What is being asked » Locate the string "accelerometer" in the records below. Copy every line where it occurs.

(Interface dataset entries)
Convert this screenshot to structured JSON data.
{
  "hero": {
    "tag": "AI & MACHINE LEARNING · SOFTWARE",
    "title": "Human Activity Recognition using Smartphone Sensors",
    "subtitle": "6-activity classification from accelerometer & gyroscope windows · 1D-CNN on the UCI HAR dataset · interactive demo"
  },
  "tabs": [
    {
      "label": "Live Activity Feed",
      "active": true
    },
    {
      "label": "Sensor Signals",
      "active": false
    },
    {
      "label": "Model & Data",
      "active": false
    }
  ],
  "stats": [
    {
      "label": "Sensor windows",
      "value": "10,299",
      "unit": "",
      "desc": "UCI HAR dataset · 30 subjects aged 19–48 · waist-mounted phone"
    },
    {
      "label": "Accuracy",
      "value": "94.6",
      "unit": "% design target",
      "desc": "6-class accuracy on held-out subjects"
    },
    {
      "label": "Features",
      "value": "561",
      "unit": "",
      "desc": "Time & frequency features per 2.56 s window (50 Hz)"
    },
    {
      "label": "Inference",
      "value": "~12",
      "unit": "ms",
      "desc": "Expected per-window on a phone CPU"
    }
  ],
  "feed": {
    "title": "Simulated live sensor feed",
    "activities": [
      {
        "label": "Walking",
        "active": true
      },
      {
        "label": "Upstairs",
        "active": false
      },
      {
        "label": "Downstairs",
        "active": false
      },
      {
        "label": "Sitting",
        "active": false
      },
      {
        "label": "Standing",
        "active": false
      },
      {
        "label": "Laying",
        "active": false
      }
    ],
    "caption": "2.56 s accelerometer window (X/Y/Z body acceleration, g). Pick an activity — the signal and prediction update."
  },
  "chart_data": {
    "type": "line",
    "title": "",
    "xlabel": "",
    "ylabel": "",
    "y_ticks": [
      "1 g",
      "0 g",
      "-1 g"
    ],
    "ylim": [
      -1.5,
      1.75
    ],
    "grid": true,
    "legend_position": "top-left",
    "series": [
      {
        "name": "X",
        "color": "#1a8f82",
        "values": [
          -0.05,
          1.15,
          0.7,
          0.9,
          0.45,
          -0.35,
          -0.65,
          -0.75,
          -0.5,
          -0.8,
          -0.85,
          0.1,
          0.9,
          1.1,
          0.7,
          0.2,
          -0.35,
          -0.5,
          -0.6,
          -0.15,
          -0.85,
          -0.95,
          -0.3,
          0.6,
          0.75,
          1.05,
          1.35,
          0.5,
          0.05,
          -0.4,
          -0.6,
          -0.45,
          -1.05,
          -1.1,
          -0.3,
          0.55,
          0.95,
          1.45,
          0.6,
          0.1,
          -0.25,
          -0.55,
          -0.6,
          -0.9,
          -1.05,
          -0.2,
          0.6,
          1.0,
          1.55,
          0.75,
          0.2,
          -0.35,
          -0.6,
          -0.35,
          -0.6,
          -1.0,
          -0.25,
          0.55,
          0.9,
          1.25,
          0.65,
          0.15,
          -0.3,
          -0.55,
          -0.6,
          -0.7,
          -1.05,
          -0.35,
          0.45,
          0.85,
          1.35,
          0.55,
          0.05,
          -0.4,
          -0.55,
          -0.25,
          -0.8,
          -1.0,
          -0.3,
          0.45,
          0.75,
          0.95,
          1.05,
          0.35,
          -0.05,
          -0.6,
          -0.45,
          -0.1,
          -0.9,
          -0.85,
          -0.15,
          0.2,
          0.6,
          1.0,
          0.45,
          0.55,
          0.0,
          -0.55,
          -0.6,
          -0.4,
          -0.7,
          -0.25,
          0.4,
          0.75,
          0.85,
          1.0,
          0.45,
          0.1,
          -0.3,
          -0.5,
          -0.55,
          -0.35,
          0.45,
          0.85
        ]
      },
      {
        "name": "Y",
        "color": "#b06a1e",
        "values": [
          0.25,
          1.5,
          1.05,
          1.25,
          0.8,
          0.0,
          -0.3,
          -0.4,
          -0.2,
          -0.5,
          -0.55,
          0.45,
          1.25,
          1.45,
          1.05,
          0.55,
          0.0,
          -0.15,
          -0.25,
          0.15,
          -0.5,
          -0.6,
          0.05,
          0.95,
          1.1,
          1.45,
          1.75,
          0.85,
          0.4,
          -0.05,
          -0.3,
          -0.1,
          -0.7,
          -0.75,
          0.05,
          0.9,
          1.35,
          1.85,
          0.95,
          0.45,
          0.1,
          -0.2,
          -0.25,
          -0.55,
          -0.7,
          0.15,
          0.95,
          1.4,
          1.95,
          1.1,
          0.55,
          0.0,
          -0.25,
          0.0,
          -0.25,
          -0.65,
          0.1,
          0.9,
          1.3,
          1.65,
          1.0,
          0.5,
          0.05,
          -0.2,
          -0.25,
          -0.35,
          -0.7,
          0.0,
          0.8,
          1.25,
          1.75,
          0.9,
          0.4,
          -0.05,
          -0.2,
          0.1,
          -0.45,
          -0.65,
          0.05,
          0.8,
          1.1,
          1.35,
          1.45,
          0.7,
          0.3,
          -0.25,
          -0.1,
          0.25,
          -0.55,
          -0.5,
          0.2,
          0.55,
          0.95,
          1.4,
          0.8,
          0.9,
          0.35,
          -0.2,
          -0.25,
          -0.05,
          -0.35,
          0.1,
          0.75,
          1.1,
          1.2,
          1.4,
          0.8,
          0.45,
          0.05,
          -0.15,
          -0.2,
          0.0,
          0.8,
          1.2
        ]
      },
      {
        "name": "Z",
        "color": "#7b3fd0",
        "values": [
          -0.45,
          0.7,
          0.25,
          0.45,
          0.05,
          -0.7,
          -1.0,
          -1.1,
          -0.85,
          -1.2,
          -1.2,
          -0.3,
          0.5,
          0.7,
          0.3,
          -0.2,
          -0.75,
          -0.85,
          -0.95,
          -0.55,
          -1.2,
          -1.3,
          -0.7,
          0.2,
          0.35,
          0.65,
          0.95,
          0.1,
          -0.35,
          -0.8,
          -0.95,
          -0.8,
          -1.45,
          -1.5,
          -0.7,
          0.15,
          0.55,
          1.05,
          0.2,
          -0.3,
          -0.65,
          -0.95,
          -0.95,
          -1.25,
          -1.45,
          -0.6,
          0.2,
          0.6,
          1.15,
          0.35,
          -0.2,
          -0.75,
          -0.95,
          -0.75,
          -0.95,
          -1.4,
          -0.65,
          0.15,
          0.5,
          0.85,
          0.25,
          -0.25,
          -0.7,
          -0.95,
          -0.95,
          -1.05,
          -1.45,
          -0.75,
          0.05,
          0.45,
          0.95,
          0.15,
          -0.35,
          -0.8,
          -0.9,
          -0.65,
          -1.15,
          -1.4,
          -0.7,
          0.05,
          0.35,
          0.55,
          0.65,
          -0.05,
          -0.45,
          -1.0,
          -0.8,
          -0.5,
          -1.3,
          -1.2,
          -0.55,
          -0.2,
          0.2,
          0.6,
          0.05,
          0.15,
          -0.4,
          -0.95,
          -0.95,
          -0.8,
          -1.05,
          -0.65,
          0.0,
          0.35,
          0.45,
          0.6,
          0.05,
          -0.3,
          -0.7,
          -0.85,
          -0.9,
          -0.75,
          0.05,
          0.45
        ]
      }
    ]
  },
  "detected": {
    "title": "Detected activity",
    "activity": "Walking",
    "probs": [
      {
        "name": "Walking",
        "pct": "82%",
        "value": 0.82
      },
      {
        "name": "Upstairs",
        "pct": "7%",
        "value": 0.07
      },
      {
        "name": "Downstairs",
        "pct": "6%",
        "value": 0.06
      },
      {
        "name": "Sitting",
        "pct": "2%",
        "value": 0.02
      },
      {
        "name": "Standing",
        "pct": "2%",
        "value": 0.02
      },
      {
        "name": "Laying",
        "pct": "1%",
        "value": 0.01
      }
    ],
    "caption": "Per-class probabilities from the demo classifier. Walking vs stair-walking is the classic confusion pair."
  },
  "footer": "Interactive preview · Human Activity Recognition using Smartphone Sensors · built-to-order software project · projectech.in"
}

Result below »
    "subtitle": "6-activity classification from accelerometer & gyroscope windows · 1D-CNN on the UCI HAR dataset · interactive demo"
    "caption": "2.56 s accelerometer window (X/Y/Z body acceleration, g). Pick an activity — the signal and prediction update."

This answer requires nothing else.